→ HOW TO COMPLETE THIS TASK
Write out every single entry exactly.

→ EXERCISE MATERIALS

┄┄┄┄┄┄┄┄┄┄┄┄┄┄┄┄┄┄┄┄

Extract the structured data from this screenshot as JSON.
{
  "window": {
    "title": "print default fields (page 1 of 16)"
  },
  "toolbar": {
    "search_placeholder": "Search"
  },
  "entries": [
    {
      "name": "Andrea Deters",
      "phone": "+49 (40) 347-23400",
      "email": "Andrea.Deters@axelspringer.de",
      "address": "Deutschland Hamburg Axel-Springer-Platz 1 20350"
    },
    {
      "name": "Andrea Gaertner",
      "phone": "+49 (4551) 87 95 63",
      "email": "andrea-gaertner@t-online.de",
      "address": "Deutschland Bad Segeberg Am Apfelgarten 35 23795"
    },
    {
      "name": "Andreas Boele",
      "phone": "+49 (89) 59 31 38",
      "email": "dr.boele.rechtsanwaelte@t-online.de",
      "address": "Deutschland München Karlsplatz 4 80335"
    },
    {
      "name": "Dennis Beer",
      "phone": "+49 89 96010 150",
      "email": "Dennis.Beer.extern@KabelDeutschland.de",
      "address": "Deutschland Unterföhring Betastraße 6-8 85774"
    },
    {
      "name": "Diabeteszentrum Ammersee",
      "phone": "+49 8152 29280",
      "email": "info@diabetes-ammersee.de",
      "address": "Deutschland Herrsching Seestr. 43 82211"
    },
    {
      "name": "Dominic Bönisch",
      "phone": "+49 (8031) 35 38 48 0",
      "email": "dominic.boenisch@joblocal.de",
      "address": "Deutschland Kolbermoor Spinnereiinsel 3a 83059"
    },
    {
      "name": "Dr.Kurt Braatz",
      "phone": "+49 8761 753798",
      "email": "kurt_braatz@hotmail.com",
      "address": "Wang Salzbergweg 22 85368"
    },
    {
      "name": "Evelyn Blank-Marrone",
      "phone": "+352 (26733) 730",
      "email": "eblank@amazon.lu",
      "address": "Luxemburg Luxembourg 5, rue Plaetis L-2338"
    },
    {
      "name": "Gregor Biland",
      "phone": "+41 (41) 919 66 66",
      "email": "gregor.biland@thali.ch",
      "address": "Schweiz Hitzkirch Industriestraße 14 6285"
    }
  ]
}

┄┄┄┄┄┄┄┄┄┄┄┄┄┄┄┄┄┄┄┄

→ EXPECTED ANSWER
Extract the structured data from this screenshot as JSON.
{
  "window": {
    "title": "print default fields (page 1 of 16)"
  },
  "toolbar": {
    "search_placeholder": "Search"
  },
  "entries": [
    {
      "name": "Andrea Deters",
      "phone": "+49 (40) 347-23400",
      "email": "Andrea.Deters@axelspringer.de",
      "address": "Deutschland Hamburg Axel-Springer-Platz 1 20350"
    },
    {
      "name": "Andrea Gaertner",
      "phone": "+49 (4551) 87 95 63",
      "email": "andrea-gaertner@t-online.de",
      "address": "Deutschland Bad Segeberg Am Apfelgarten 35 23795"
    },
    {
      "name": "Andreas Boele",
      "phone": "+49 (89) 59 31 38",
      "email": "dr.boele.rechtsanwaelte@t-online.de",
      "address": "Deutschland München Karlsplatz 4 80335"
    },
    {
      "name": "Dennis Beer",
      "phone": "+49 89 96010 150",
      "email": "Dennis.Beer.extern@KabelDeutschland.de",
      "address": "Deutschland Unterföhring Betastraße 6-8 85774"
    },
    {
      "name": "Diabeteszentrum Ammersee",
      "phone": "+49 8152 29280",
      "email": "info@diabetes-ammersee.de",
      "address": "Deutschland Herrsching Seestr. 43 82211"
    },
    {
      "name": "Dominic Bönisch",
      "phone": "+49 (8031) 35 38 48 0",
      "email": "dominic.boenisch@joblocal.de",
      "address": "Deutschland Kolbermoor Spinnereiinsel 3a 83059"
    },
    {
      "name": "Dr.Kurt Braatz",
      "phone": "+49 8761 753798",
      "email": "kurt_braatz@hotmail.com",
      "address": "Wang Salzbergweg 22 85368"
    },
    {
      "name": "Evelyn Blank-Marrone",
      "phone": "+352 (26733) 730",
      "email": "eblank@amazon.lu",
      "address": "Luxemburg Luxembourg 5, rue Plaetis L-2338"
    },
    {
      "name": "Gregor Biland",
      "phone": "+41 (41) 919 66 66",
      "email": "gregor.biland@thali.ch",
      "address": "Schweiz Hitzkirch Industriestraße 14 6285"
    }
  ]
}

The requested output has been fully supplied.